The largest drive-in theater in patron capacity was the All-Weather Drive-In of Copiague, New York. All-Weather had parking space for 2,500 cars, an indoor 1,200 seat viewing area, kid's playground, a full service restaurant and a shuttle train that took customers from their cars and around the 28-acre theater lot.

Please take a look at these clips. Drive in down memory lane...

Clip A.
Clip B.

Science Fiction (or sci-fi)

The Cold War and the fear of nuclear annihilation by the communists is reflected in the many b-films made in the 1950's. Here's a sampling. Enjoy!

Forbidden Planet (1956) (starring Leslie Neilson, this is based on Shakespeare's The Tempest)
The Blob (1958) (starring Steve McQueen)
Invasion of the Saucer Men (1957)
Plan 9 From Outer Space (1959) Ed Wood’s terrible film masterpiece!
Attack of the 50 Foot Woman (1958)
Attack of the Giant Gila Monster (1959)
Attack of the Giant Leeches (1959)  

Ed Wood (Jr.) (10 October 1924 – 10 December 1978) was an American screenwriter, director, producer, actor, author, and editor, who often performed many of these functions simultaneously. In the 1950s, Wood made a run of cheap and poorly produced genre films, now humorously celebrated for their technical errors, unsophisticated special effects, large amounts of ill-fitting stock footage, idiosyncratic dialogue, eccentric casts and outlandish plot elements, although his flair for showmanship gave his projects at least a modicum of critical success.

Wood's popularity waned soon after his biggest 'name' star, Béla Lugosi, died.
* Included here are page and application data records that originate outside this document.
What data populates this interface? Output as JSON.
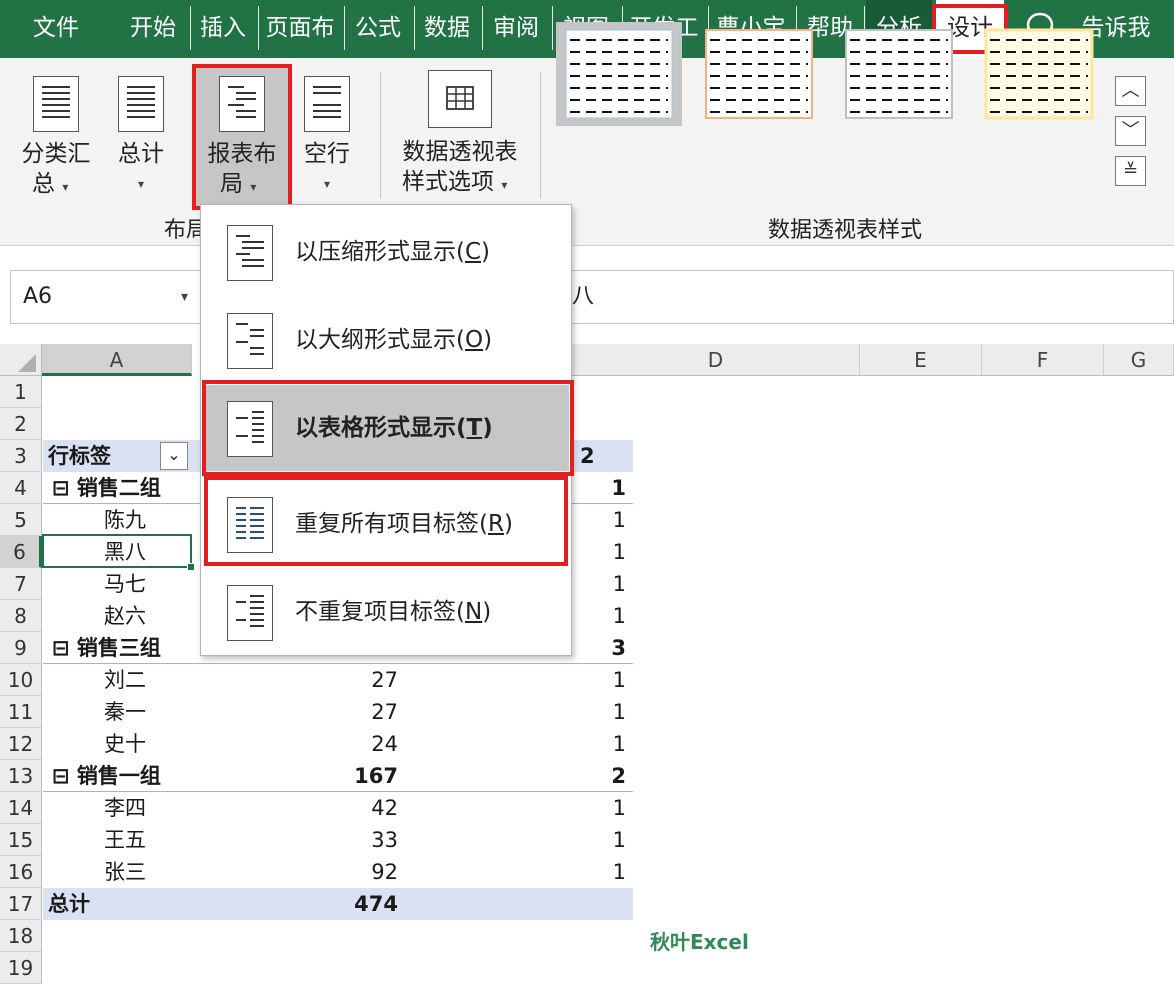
{
  "ribbon_tabs": [
    "文件",
    "开始",
    "插入",
    "页面布",
    "公式",
    "数据",
    "审阅",
    "视图",
    "开发工",
    "曹小宝",
    "帮助",
    "分析",
    "设计",
    "告诉我"
  ],
  "active_tab": "设计",
  "icons": {
    "tell_me": "lightbulb-icon"
  },
  "ribbon": {
    "subtotal": {
      "line1": "分类汇",
      "line2": "总",
      "caret": "▾"
    },
    "grand_total": {
      "line1": "总计",
      "caret": "▾"
    },
    "report_layout": {
      "line1": "报表布",
      "line2": "局",
      "caret": "▾"
    },
    "blank_rows": {
      "line1": "空行",
      "caret": "▾"
    },
    "style_options": {
      "line1": "数据透视表",
      "line2": "样式选项",
      "caret": "▾"
    },
    "group_layout": "布局",
    "group_styles": "数据透视表样式",
    "style_colors": [
      "#9dc3e6",
      "#f4b183",
      "#bfbfbf",
      "#ffe699"
    ]
  },
  "namebox": {
    "value": "A6",
    "caret": "▾"
  },
  "formula_value": "八",
  "columns": [
    "A",
    "D",
    "E",
    "F",
    "G"
  ],
  "rows": [
    "1",
    "2",
    "3",
    "4",
    "5",
    "6",
    "7",
    "8",
    "9",
    "10",
    "11",
    "12",
    "13",
    "14",
    "15",
    "16",
    "17",
    "18",
    "19"
  ],
  "pivot": {
    "header": {
      "row_label": "行标签",
      "filter": "⌄",
      "col2": "2"
    },
    "rows": [
      {
        "label": "⊟ 销售二组",
        "bold": true,
        "b": "",
        "c": "1"
      },
      {
        "label": "陈九",
        "bold": false,
        "b": "",
        "c": "1"
      },
      {
        "label": "黑八",
        "bold": false,
        "b": "",
        "c": "1"
      },
      {
        "label": "马七",
        "bold": false,
        "b": "",
        "c": "1"
      },
      {
        "label": "赵六",
        "bold": false,
        "b": "",
        "c": "1"
      },
      {
        "label": "⊟ 销售三组",
        "bold": true,
        "b": "",
        "c": "3"
      },
      {
        "label": "刘二",
        "bold": false,
        "b": "27",
        "c": "1"
      },
      {
        "label": "秦一",
        "bold": false,
        "b": "27",
        "c": "1"
      },
      {
        "label": "史十",
        "bold": false,
        "b": "24",
        "c": "1"
      },
      {
        "label": "⊟ 销售一组",
        "bold": true,
        "b": "167",
        "c": "2"
      },
      {
        "label": "李四",
        "bold": false,
        "b": "42",
        "c": "1"
      },
      {
        "label": "王五",
        "bold": false,
        "b": "33",
        "c": "1"
      },
      {
        "label": "张三",
        "bold": false,
        "b": "92",
        "c": "1"
      }
    ],
    "total": {
      "label": "总计",
      "b": "474"
    }
  },
  "menu": [
    {
      "text": "以压缩形式显示(",
      "key": "C"
    },
    {
      "text": "以大纲形式显示(",
      "key": "O"
    },
    {
      "text": "以表格形式显示(",
      "key": "T"
    },
    {
      "text": "重复所有项目标签(",
      "key": "R"
    },
    {
      "text": "不重复项目标签(",
      "key": "N"
    }
  ],
  "menu_close": ")",
  "watermark": "秋叶Excel"
}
He was able to salvage a saleable feature from Lugosi's last moments on film, but his career declined thereafter. Toward the end of his life, Wood made pornographic movies and wrote pulp crime, horror, and sex novels. His posthumous fame began two years after his death, when he was awarded a Golden Turkey Award as Worst Director of All Time. The lack of conventional film making ability in his work has earned Wood and his films a considerable cult following.
Roger William Corman (born April 5, 1926), sometimes nicknamed "King of the Bs" for his output of B-movies, is a prolific American producer and director of low-budget movies, some of which have an established critical reputation: many of his films derived from the tales of Edgar Allan Poe.

Corman has apprenticed many now-famous directors, stressing the importance of budgeting and resourcefulness; Corman once joked he could make a film about the fall of the Roman Empire with two extras and a sagebush.

It Conquered the World (1956)

We will begin screening one of Hitchcock's masterpieces, Rear Window (1954) starring James Stewart and Grace Kelly.

From IMDB: Cast

James Stewart...
Grace Kelly...
Wendell Corey...
Thelma Ritter...
Raymond Burr...
Judith Evelyn...
Ross Bagdasarian...
Georgine Darcy...
Sara Berner...
Frank Cady...
Jesslyn Fax...
Rand Harper...
Irene Winston...
Havis Davenport...

HOMEWORK: Please read about Samuel Z. Arkoff & the Blueprint for Success. If you did not read about the emergence of television, please do so! Your test is coming up, next week June 12. 

The Murky Middle (Even More Advice)

Aristotle wrote that stories should have a beginning, middle, and end. Middles can be difficult. You might have a smashing opening to a stor...